Activity: Output every entry below exactly as it is written.

Exercise input:
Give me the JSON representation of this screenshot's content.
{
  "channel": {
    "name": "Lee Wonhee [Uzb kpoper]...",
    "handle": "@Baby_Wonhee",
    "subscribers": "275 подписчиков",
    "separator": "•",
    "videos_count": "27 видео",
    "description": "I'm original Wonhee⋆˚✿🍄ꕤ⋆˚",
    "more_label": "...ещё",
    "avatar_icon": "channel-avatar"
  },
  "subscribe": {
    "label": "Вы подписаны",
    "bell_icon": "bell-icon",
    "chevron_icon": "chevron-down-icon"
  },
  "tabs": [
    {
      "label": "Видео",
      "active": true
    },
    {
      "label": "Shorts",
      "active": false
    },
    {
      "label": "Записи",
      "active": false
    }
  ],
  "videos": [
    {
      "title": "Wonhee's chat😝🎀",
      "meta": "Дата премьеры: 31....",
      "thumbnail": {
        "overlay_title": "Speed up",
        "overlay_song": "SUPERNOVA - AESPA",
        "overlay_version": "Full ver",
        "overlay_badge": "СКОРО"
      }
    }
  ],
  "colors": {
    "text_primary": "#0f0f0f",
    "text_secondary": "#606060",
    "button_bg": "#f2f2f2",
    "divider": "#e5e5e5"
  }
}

Completed task:
Give me the JSON representation of this screenshot's content.
{
  "channel": {
    "name": "Lee Wonhee [Uzb kpoper]...",
    "handle": "@Baby_Wonhee",
    "subscribers": "275 подписчиков",
    "separator": "•",
    "videos_count": "27 видео",
    "description": "I'm original Wonhee⋆˚✿🍄ꕤ⋆˚",
    "more_label": "...ещё",
    "avatar_icon": "channel-avatar"
  },
  "subscribe": {
    "label": "Вы подписаны",
    "bell_icon": "bell-icon",
    "chevron_icon": "chevron-down-icon"
  },
  "tabs": [
    {
      "label": "Видео",
      "active": true
    },
    {
      "label": "Shorts",
      "active": false
    },
    {
      "label": "Записи",
      "active": false
    }
  ],
  "videos": [
    {
      "title": "Wonhee's chat😝🎀",
      "meta": "Дата премьеры: 31....",
      "thumbnail": {
        "overlay_title": "Speed up",
        "overlay_song": "SUPERNOVA - AESPA",
        "overlay_version": "Full ver",
        "overlay_badge": "СКОРО"
      }
    }
  ],
  "colors": {
    "text_primary": "#0f0f0f",
    "text_secondary": "#606060",
    "button_bg": "#f2f2f2",
    "divider": "#e5e5e5"
  }
}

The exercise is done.